Top of Material for this task

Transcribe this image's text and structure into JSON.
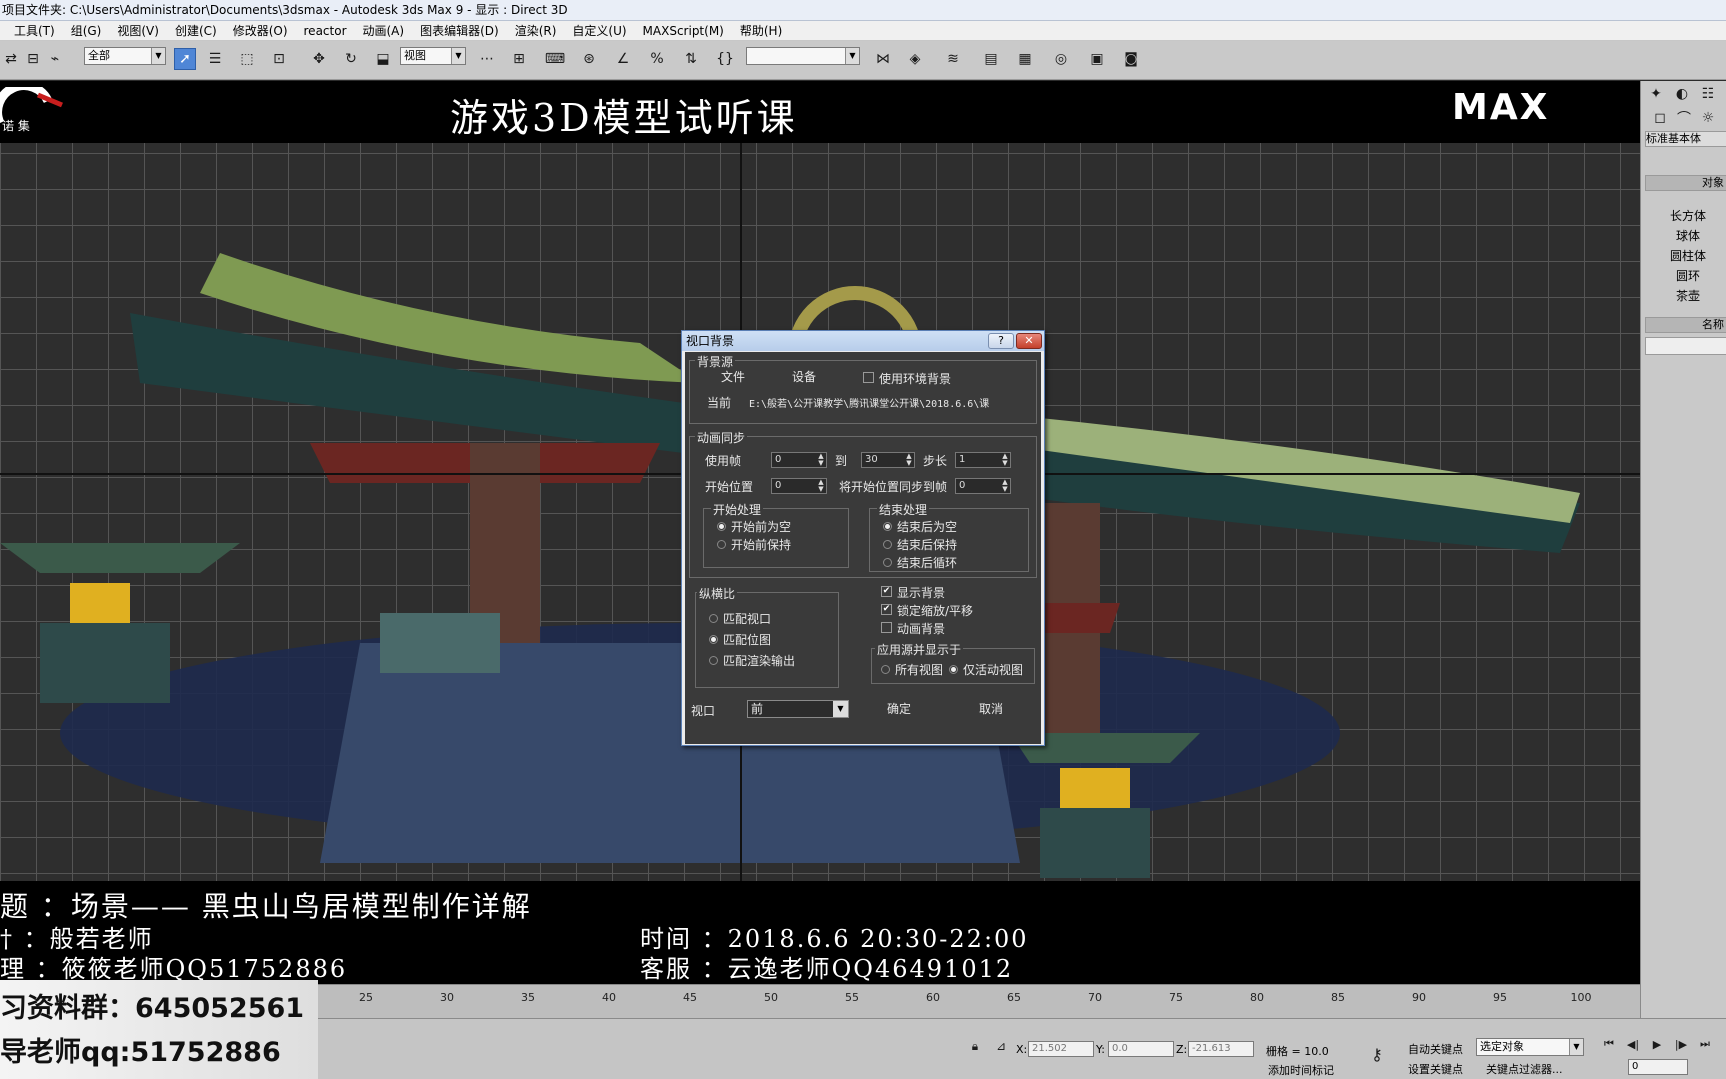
{
  "window": {
    "title": "项目文件夹: C:\\Users\\Administrator\\Documents\\3dsmax      - Autodesk 3ds Max 9      - 显示 : Direct 3D"
  },
  "menu": [
    "工具(T)",
    "组(G)",
    "视图(V)",
    "创建(C)",
    "修改器(O)",
    "reactor",
    "动画(A)",
    "图表编辑器(D)",
    "渲染(R)",
    "自定义(U)",
    "MAXScript(M)",
    "帮助(H)"
  ],
  "toolbar": {
    "selection_filter": "全部",
    "ref_coord": "视图",
    "named_selection": ""
  },
  "viewport": {
    "banner_title": "游戏3D模型试听课",
    "banner_brand": "MAX",
    "logo_text": "诺 集",
    "bottom_lines": {
      "topic": "题 ：场景—— 黑虫山鸟居模型制作详解",
      "lecturer": "† ：般若老师",
      "assistant": "理 ：筱筱老师QQ51752886",
      "time": "时间 ：2018.6.6 20:30-22:00",
      "service": "客服 ：云逸老师QQ46491012"
    }
  },
  "watermark": {
    "line1": "习资料群：645052561",
    "line2": "导老师qq:51752886"
  },
  "timeline": {
    "ticks": [
      "25",
      "30",
      "35",
      "40",
      "45",
      "50",
      "55",
      "60",
      "65",
      "70",
      "75",
      "80",
      "85",
      "90",
      "95",
      "100"
    ]
  },
  "statusbar": {
    "x_label": "X:",
    "x_value": "21.502",
    "y_label": "Y:",
    "y_value": "0.0",
    "z_label": "Z:",
    "z_value": "-21.613",
    "grid": "栅格 = 10.0",
    "add_time_tag": "添加时间标记",
    "auto_key": "自动关键点",
    "set_key": "设置关键点",
    "key_mode": "选定对象",
    "key_filters": "关键点过滤器...",
    "frame": "0"
  },
  "command_panel": {
    "category": "标准基本体",
    "rollout_object_type": "对象",
    "objects": [
      "长方体",
      "球体",
      "圆柱体",
      "圆环",
      "茶壶"
    ],
    "rollout_name": "名称"
  },
  "dialog": {
    "title": "视口背景",
    "help": "?",
    "close": "✕",
    "bg_source_label": "背景源",
    "files_button": "文件",
    "devices_button": "设备",
    "use_env_bg": "使用环境背景",
    "current_label": "当前",
    "current_path": "E:\\般若\\公开课教学\\腾讯课堂公开课\\2018.6.6\\课",
    "anim_sync_label": "动画同步",
    "use_frame_label": "使用帧",
    "use_frame_from": "0",
    "to_label": "到",
    "use_frame_to": "30",
    "step_label": "步长",
    "step_value": "1",
    "start_at_label": "开始位置",
    "start_at_value": "0",
    "sync_start_label": "将开始位置同步到帧",
    "sync_start_value": "0",
    "start_proc_label": "开始处理",
    "blank_before": "开始前为空",
    "hold_before": "开始前保持",
    "end_proc_label": "结束处理",
    "blank_after": "结束后为空",
    "hold_after": "结束后保持",
    "loop_after": "结束后循环",
    "aspect_label": "纵横比",
    "match_viewport": "匹配视口",
    "match_bitmap": "匹配位图",
    "match_render": "匹配渲染输出",
    "display_bg": "显示背景",
    "lock_zoom": "锁定缩放/平移",
    "animate_bg": "动画背景",
    "apply_label": "应用源并显示于",
    "all_views": "所有视图",
    "active_only": "仅活动视图",
    "viewport_label": "视口",
    "viewport_value": "前",
    "ok": "确定",
    "cancel": "取消"
  },
  "colors": {
    "accent": "#4f86d6",
    "viewport_bg": "#2e2e2e",
    "dialog_bg": "#3a3a3a"
  }
}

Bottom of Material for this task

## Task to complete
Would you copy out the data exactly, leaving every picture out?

## Answer to the problem
Transcribe this image's text and structure into JSON.
{
  "window": {
    "title": "项目文件夹: C:\\Users\\Administrator\\Documents\\3dsmax      - Autodesk 3ds Max 9      - 显示 : Direct 3D"
  },
  "menu": [
    "工具(T)",
    "组(G)",
    "视图(V)",
    "创建(C)",
    "修改器(O)",
    "reactor",
    "动画(A)",
    "图表编辑器(D)",
    "渲染(R)",
    "自定义(U)",
    "MAXScript(M)",
    "帮助(H)"
  ],
  "toolbar": {
    "selection_filter": "全部",
    "ref_coord": "视图",
    "named_selection": ""
  },
  "viewport": {
    "banner_title": "游戏3D模型试听课",
    "banner_brand": "MAX",
    "logo_text": "诺 集",
    "bottom_lines": {
      "topic": "题 ：场景—— 黑虫山鸟居模型制作详解",
      "lecturer": "† ：般若老师",
      "assistant": "理 ：筱筱老师QQ51752886",
      "time": "时间 ：2018.6.6 20:30-22:00",
      "service": "客服 ：云逸老师QQ46491012"
    }
  },
  "watermark": {
    "line1": "习资料群：645052561",
    "line2": "导老师qq:51752886"
  },
  "timeline": {
    "ticks": [
      "25",
      "30",
      "35",
      "40",
      "45",
      "50",
      "55",
      "60",
      "65",
      "70",
      "75",
      "80",
      "85",
      "90",
      "95",
      "100"
    ]
  },
  "statusbar": {
    "x_label": "X:",
    "x_value": "21.502",
    "y_label": "Y:",
    "y_value": "0.0",
    "z_label": "Z:",
    "z_value": "-21.613",
    "grid": "栅格 = 10.0",
    "add_time_tag": "添加时间标记",
    "auto_key": "自动关键点",
    "set_key": "设置关键点",
    "key_mode": "选定对象",
    "key_filters": "关键点过滤器...",
    "frame": "0"
  },
  "command_panel": {
    "category": "标准基本体",
    "rollout_object_type": "对象",
    "objects": [
      "长方体",
      "球体",
      "圆柱体",
      "圆环",
      "茶壶"
    ],
    "rollout_name": "名称"
  },
  "dialog": {
    "title": "视口背景",
    "help": "?",
    "close": "✕",
    "bg_source_label": "背景源",
    "files_button": "文件",
    "devices_button": "设备",
    "use_env_bg": "使用环境背景",
    "current_label": "当前",
    "current_path": "E:\\般若\\公开课教学\\腾讯课堂公开课\\2018.6.6\\课",
    "anim_sync_label": "动画同步",
    "use_frame_label": "使用帧",
    "use_frame_from": "0",
    "to_label": "到",
    "use_frame_to": "30",
    "step_label": "步长",
    "step_value": "1",
    "start_at_label": "开始位置",
    "start_at_value": "0",
    "sync_start_label": "将开始位置同步到帧",
    "sync_start_value": "0",
    "start_proc_label": "开始处理",
    "blank_before": "开始前为空",
    "hold_before": "开始前保持",
    "end_proc_label": "结束处理",
    "blank_after": "结束后为空",
    "hold_after": "结束后保持",
    "loop_after": "结束后循环",
    "aspect_label": "纵横比",
    "match_viewport": "匹配视口",
    "match_bitmap": "匹配位图",
    "match_render": "匹配渲染输出",
    "display_bg": "显示背景",
    "lock_zoom": "锁定缩放/平移",
    "animate_bg": "动画背景",
    "apply_label": "应用源并显示于",
    "all_views": "所有视图",
    "active_only": "仅活动视图",
    "viewport_label": "视口",
    "viewport_value": "前",
    "ok": "确定",
    "cancel": "取消"
  },
  "colors": {
    "accent": "#4f86d6",
    "viewport_bg": "#2e2e2e",
    "dialog_bg": "#3a3a3a"
  }
}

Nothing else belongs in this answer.